When having conversations with people who are seeking a mental health provider, I notice that there is often some confusion around the term therapist. For those of us who are in the mental health field, we often throw the word around freely assuming that most understand all that it encompasses as it relates to psychotherapy. Additionally, people use the terms psychologist and psychiatrist interchangeably or have trouble remembering which one prescribes medication. Below I have outlined a couple of broad points to provide a bit of transparency related to these topics.
- You can think of the word therapist as an umbrella term. Psychologists, Marriage and Family Therapists, Clinical Social Workers, etc. are all therapists. The biggest differences among them are the histories that inform the type of training and education practitioners receive, and the amount of time spent to complete the degree. Therapists who are psychologists earn a doctoral degree, while other disciplines primarily earn master’s degrees in order to practice psychotherapy. Psychologists can also conduct psychological testing, while other disciplines do not. The length of time in school does not equate to someone being a good therapist.
- The biggest difference between a psychologist and a psychiatrist is that psychiatrists go to medical school to obtain their degrees and psychologists do not. Psychiatrists prescribe medication, psychologists cannot prescribe medication in most states at this time. Most of us are not trained to do so. Generally speaking, psychologists spend more time learning and practicing therapy skills, while this is less of the education and training psychiatrists receive. This difference shows up in our healthcare system by psychiatrists’ primarily addressing individuals’ needs for medication management, and psychologists using their time to help people better understand themselves and how to care for themselves.
- Within each of these disciplines, providers have different areas where they have dedicated most of their time to learning and understanding various parts of the human experience.
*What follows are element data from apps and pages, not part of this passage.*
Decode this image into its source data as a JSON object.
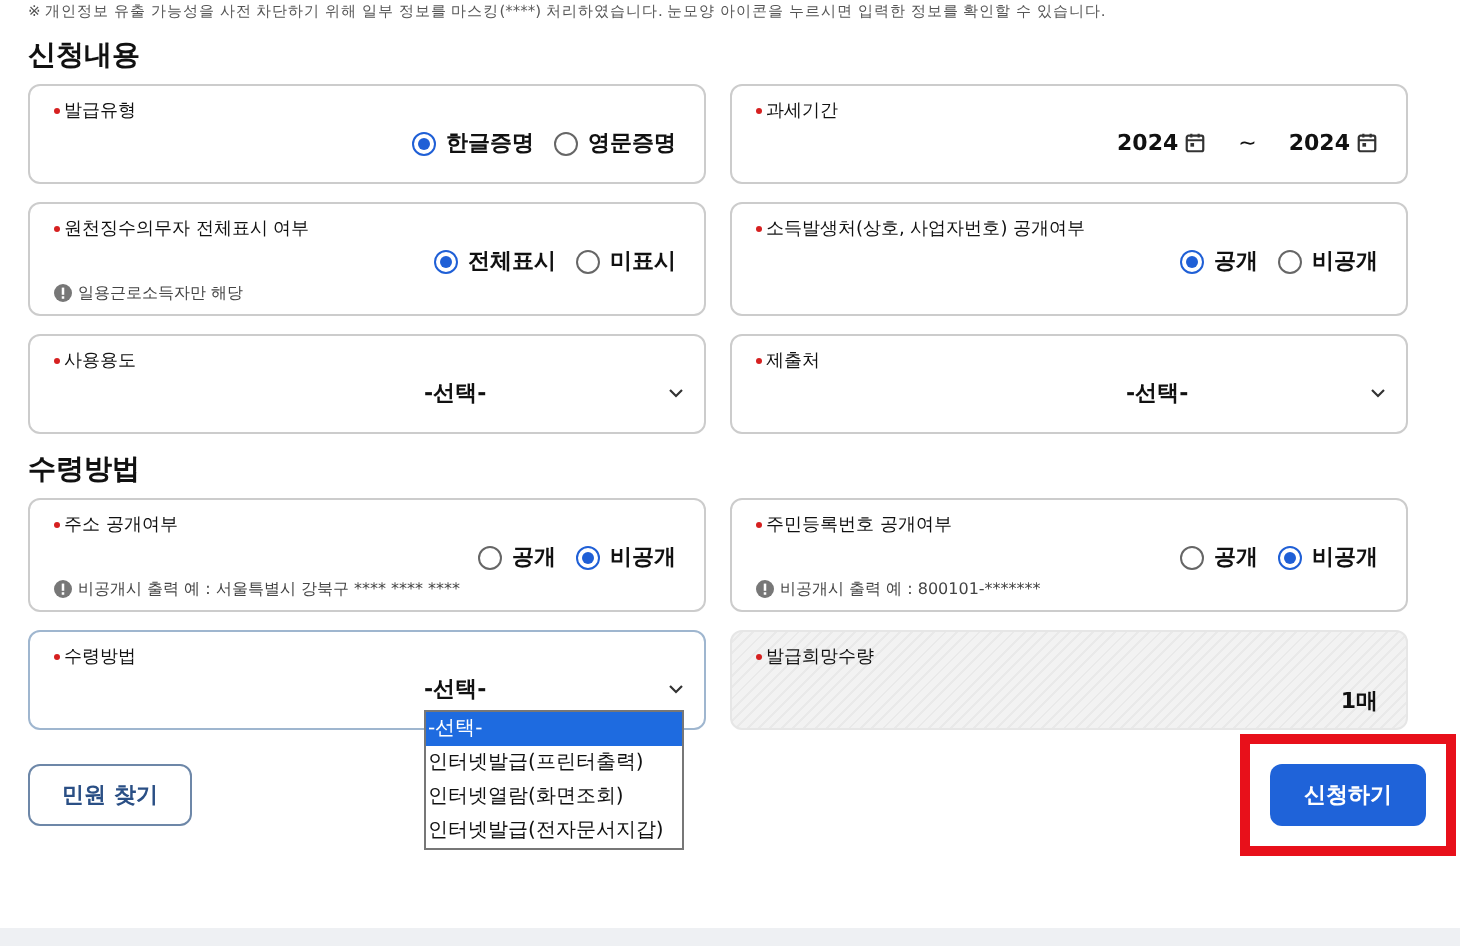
{
  "notice": "※ 개인정보 유출 가능성을 사전 차단하기 위해 일부 정보를 마스킹(****) 처리하였습니다. 눈모양 아이콘을 누르시면 입력한 정보를 확인할 수 있습니다.",
  "sections": [
    {
      "title": "신청내용",
      "fields": [
        {
          "kind": "radio",
          "label": "발급유형",
          "required": true,
          "options": [
            {
              "label": "한글증명",
              "selected": true
            },
            {
              "label": "영문증명",
              "selected": false
            }
          ]
        },
        {
          "kind": "period",
          "label": "과세기간",
          "required": true,
          "from": "2024",
          "separator": "~",
          "to": "2024"
        },
        {
          "kind": "radio",
          "label": "원천징수의무자 전체표시 여부",
          "required": true,
          "options": [
            {
              "label": "전체표시",
              "selected": true
            },
            {
              "label": "미표시",
              "selected": false
            }
          ],
          "hint": "일용근로소득자만 해당"
        },
        {
          "kind": "radio",
          "label": "소득발생처(상호, 사업자번호) 공개여부",
          "required": true,
          "options": [
            {
              "label": "공개",
              "selected": true
            },
            {
              "label": "비공개",
              "selected": false
            }
          ]
        },
        {
          "kind": "select",
          "label": "사용용도",
          "required": true,
          "value": "-선택-"
        },
        {
          "kind": "select",
          "label": "제출처",
          "required": true,
          "value": "-선택-"
        }
      ]
    },
    {
      "title": "수령방법",
      "fields": [
        {
          "kind": "radio",
          "label": "주소 공개여부",
          "required": true,
          "options": [
            {
              "label": "공개",
              "selected": false
            },
            {
              "label": "비공개",
              "selected": true
            }
          ],
          "hint": "비공개시 출력 예 : 서울특별시 강북구 **** **** ****"
        },
        {
          "kind": "radio",
          "label": "주민등록번호 공개여부",
          "required": true,
          "options": [
            {
              "label": "공개",
              "selected": false
            },
            {
              "label": "비공개",
              "selected": true
            }
          ],
          "hint": "비공개시 출력 예 : 800101-*******"
        },
        {
          "kind": "select",
          "label": "수령방법",
          "required": true,
          "value": "-선택-",
          "focused": true,
          "dropdown": [
            {
              "label": "-선택-",
              "selected": true
            },
            {
              "label": "인터넷발급(프린터출력)",
              "selected": false
            },
            {
              "label": "인터넷열람(화면조회)",
              "selected": false
            },
            {
              "label": "인터넷발급(전자문서지갑)",
              "selected": false
            }
          ]
        },
        {
          "kind": "readonly",
          "label": "발급희망수량",
          "required": true,
          "value": "1매",
          "disabled": true
        }
      ]
    }
  ],
  "buttons": [
    {
      "label": "민원 찾기",
      "kind": "secondary",
      "highlighted": false
    },
    {
      "label": "신청하기",
      "kind": "primary",
      "highlighted": true
    }
  ]
}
For example, some are interested in helping women adjust to motherhood, others have spent their time learning how best to help couples communicate, and some choose to focus on specific cultural groups based on race or ethnicity, sexual orientation, or age, to name a few.